20 Jun Finding the right SharePoint Solution: Folders vs. Metadata
Having worked with many clients over many versions of SharePoint over the years the attitude to SharePoint folders has evolved a lot.
In the beginning, there were file shares, with folder structures to categorise the content allowed to be found…
Let’s face it, we are all comfortable with SharePoint folders if we are managing content in a file share, or on our machine. If we set up the folder structure, then we fully understand it and know how it is intended to be used. The way we use the folder structure changes over time as the content changes, but that is fine because we are in control of the structure.
Issues start to creep in when the folder structure is used by a team of people, and the evolution of the structure and membership of the team changes. It is not uncommon for the original rationale of a folder structure to be forgotten through the churn of team members. This means that the structure will be evolved, but in a way that will not necessarily replace the original structure, just extend it. At this point the risk of not being able to find content or not knowing where to put said content now becomes a reality.
And of course, it has to be acknowledged that the effectiveness of a folder structure is very subjective. Having worked with one client who had a legal team of twelve, who were all carrying out identical roles, we examined how each of these team members were storing content, we found twelve completely different approaches to storing the same content.
Then came the dreaded metadata…
Selling the concept of metadata (data describing data) to end users was – and still is – one of the most difficult elements of user adoption with SharePoint. It’s not that it isn’t useful, nor that there aren’t many advantages that users can benefit from, it’s just that, for most, the folder structure is sufficient when it comes to metadata and this SharePoint flavour of metadata sounds awfully complicated.

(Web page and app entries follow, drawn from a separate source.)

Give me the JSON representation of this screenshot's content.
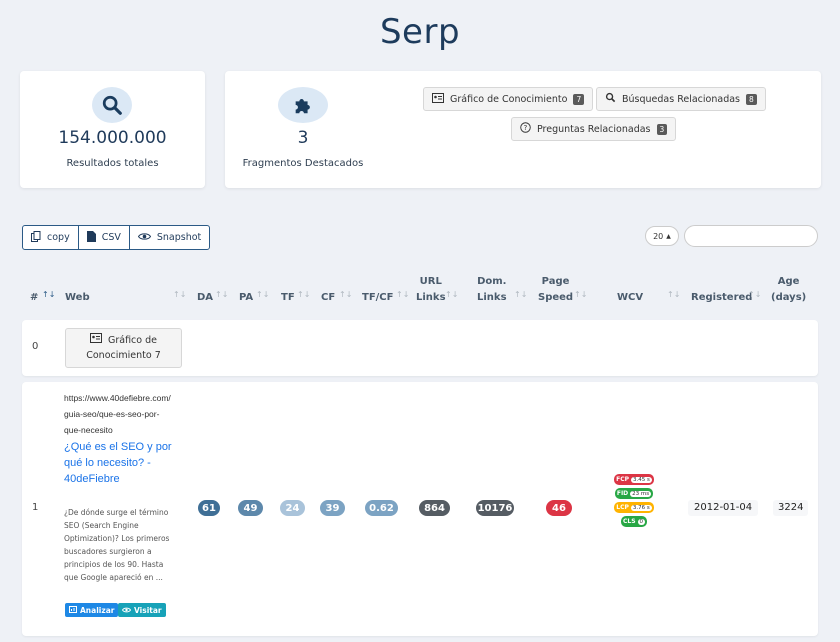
{
  "page": {
    "title": "Serp"
  },
  "stats": {
    "total": {
      "number": "154.000.000",
      "label": "Resultados totales",
      "icon": "search-icon"
    },
    "featured": {
      "number": "3",
      "label": "Fragmentos Destacados",
      "icon": "puzzle-icon"
    },
    "features": [
      {
        "label": "Gráfico de Conocimiento",
        "count": "7",
        "icon": "id-card-icon"
      },
      {
        "label": "Búsquedas Relacionadas",
        "count": "8",
        "icon": "search-icon"
      },
      {
        "label": "Preguntas Relacionadas",
        "count": "3",
        "icon": "question-icon"
      }
    ]
  },
  "toolbar": {
    "copy": "copy",
    "csv": "CSV",
    "snapshot": "Snapshot",
    "page_size": "20"
  },
  "table": {
    "headers": {
      "num": "#",
      "web": "Web",
      "da": "DA",
      "pa": "PA",
      "tf": "TF",
      "cf": "CF",
      "tfcf": "TF/CF",
      "url_links_1": "URL",
      "url_links_2": "Links",
      "dom_links_1": "Dom.",
      "dom_links_2": "Links",
      "speed_1": "Page",
      "speed_2": "Speed",
      "wcv": "WCV",
      "registered": "Registered",
      "age_1": "Age",
      "age_2": "(days)"
    },
    "row0": {
      "num": "0",
      "button_line1": "Gráfico de",
      "button_line2": "Conocimiento 7"
    },
    "row1": {
      "num": "1",
      "url1": "https://www.40defiebre.com/",
      "url2": "guia-seo/que-es-seo-por-",
      "url3": "que-necesito",
      "title1": "¿Qué es el SEO y por",
      "title2": "qué lo necesito? -",
      "title3": "40deFiebre",
      "desc": [
        "¿De dónde surge el término",
        "SEO (Search Engine",
        "Optimization)? Los primeros",
        "buscadores surgieron a",
        "principios de los 90. Hasta",
        "que Google apareció en ..."
      ],
      "analyze": "Analizar",
      "visit": "Visitar",
      "da": "61",
      "pa": "49",
      "tf": "24",
      "cf": "39",
      "tfcf": "0.62",
      "url_links": "864",
      "dom_links": "10176",
      "speed": "46",
      "wcv": {
        "fcp_label": "FCP",
        "fcp_val": "3.45 s",
        "fid_label": "FID",
        "fid_val": "23 ms",
        "lcp_label": "LCP",
        "lcp_val": "3.76 s",
        "cls_label": "CLS",
        "cls_val": "0"
      },
      "registered": "2012-01-04",
      "age": "3224"
    }
  },
  "colors": {
    "da": "#3f6f96",
    "pa": "#5d88ab",
    "tf": "#a9c3da",
    "cf": "#7ca3c3",
    "tfcf": "#7ca3c3",
    "url_links": "#555c63",
    "dom_links": "#555c63",
    "speed": "#dc3545",
    "fcp": "#dc3545",
    "fid": "#28a745",
    "lcp": "#ffb300",
    "cls": "#28a745",
    "analyze": "#1e88e5",
    "visit": "#17a2b8"
  }
}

Then there’s OneDrive…
Syncing a document library to make it available in Windows Explorer – that sounds like a great idea, but there is no folder structure, just metadata. This, in a way, makes the synced content unusable.

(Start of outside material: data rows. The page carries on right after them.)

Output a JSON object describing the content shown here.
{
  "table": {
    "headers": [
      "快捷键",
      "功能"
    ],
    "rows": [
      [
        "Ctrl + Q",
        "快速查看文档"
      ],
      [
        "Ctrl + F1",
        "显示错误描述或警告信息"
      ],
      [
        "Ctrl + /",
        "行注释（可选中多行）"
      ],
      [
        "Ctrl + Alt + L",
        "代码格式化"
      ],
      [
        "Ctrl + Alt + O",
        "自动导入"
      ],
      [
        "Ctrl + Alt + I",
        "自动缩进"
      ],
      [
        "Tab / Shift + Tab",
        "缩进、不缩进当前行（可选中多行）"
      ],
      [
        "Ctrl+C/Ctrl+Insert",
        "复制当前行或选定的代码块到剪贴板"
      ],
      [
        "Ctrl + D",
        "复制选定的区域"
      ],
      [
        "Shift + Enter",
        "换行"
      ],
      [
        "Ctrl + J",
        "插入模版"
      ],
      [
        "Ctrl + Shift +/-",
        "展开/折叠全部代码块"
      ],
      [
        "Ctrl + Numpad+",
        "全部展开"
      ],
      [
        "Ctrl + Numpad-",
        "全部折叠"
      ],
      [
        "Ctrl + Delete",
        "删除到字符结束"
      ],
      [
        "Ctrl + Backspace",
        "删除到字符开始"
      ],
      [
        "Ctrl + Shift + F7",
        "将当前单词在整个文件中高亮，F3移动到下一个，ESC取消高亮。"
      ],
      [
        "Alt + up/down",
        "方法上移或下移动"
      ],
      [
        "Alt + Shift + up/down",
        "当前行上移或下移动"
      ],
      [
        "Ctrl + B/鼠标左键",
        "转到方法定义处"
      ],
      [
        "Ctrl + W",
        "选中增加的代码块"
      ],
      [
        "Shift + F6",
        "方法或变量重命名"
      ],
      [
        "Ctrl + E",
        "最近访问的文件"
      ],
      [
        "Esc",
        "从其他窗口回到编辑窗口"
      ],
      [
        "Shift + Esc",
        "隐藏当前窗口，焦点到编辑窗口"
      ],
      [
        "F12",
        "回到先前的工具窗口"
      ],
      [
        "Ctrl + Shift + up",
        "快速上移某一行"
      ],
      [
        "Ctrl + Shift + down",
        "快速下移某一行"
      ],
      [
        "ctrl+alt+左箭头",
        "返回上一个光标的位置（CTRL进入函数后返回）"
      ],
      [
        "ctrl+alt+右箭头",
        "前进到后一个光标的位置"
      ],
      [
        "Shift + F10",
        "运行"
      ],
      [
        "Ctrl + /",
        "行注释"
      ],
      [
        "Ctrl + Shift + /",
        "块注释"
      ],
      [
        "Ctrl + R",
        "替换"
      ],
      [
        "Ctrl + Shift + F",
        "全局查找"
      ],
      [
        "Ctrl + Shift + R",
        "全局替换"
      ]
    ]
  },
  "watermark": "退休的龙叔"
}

So, what are we to do with all of this?
Well, there is a solution that satisfies all requirements: use both! This may sound like having to make more work for ourselves, but in fact, it isn’t like that at all, and in many cases, it will increase the chances of the SharePoint solution being successful.
SharePoint does support folders, in fact, SharePoint supports them so well that they have particular capabilities so that we do make use of these in delivering solutions – because it is the best option:
- Default metadata – each folder can have metadata set as default meaning that documents created in the folders will automatically be tagged
- Security – each folder can have custom permissions set to allow specific users to have access
- Performance – folders can be an effective way of segmenting content to allow quicker access to the content
Meet Contoso, a building contractor using Office 365. They have several requirements:
- They have multiple clients
- Each of those clients has multiple projects
- Documents need to be stored at client and project level
- Contractual documents are only visible to sales and account managers
- It should be possible to search for all documents related to a client and/or all documents related to a project
- The content should be available to some employees when they are on-site and offline
A possible solution is to set up a document library for each client. This will allow OneDrive for Business to be used to sync the content offline. The document library will have the client name metadata defaulted, so that all content in the document library is tagged with each individual client name.
Within the document library, a folder will be created for each project. The project name metadata will be defaulted for each folder so that content added to the folder will be tagged with the project name and the client name from the library – meaning the folders will also be synced through OneDrive for Business so they can be accessed in a sensible manner through Windows Explorer.
A folder can be added within each project folder and set to not inherit in the permissions of the project folder so that the access can be restricted for specific users.
In this way, a folder structure is used to define the metadata to enhance the user experience, as the user is not required to tag content with the client and project names.
As always, there are some gotchas. This approach works well in a document management solution as it allows a sophisticated solution to be built using out-of-the-box capabilities.
Lists do not support the ability to set default values on folders.
The Pages library is created as part of the publishing feature. As such it has very particular capabilities (and constraints). Folders can be used and defaults can be set, however this is not the case for permissions, as the process of creating a new page requires contributor access at the root level of the library. See here for more information.
In the world of SharePoint, folders vs. metadata is a decision that is driven by the requirements of each specific solution, and the expectations of end users in relation to their experience of using the solution.
Neither option is always right or wrong and combining both folders and metadata within a solution produces results that are more flexible and more likely to be successful.
For more information about the SharePoint solutions we offer at CPS, contact us today. Our team can review your existing SharePoint system and provide advice and support.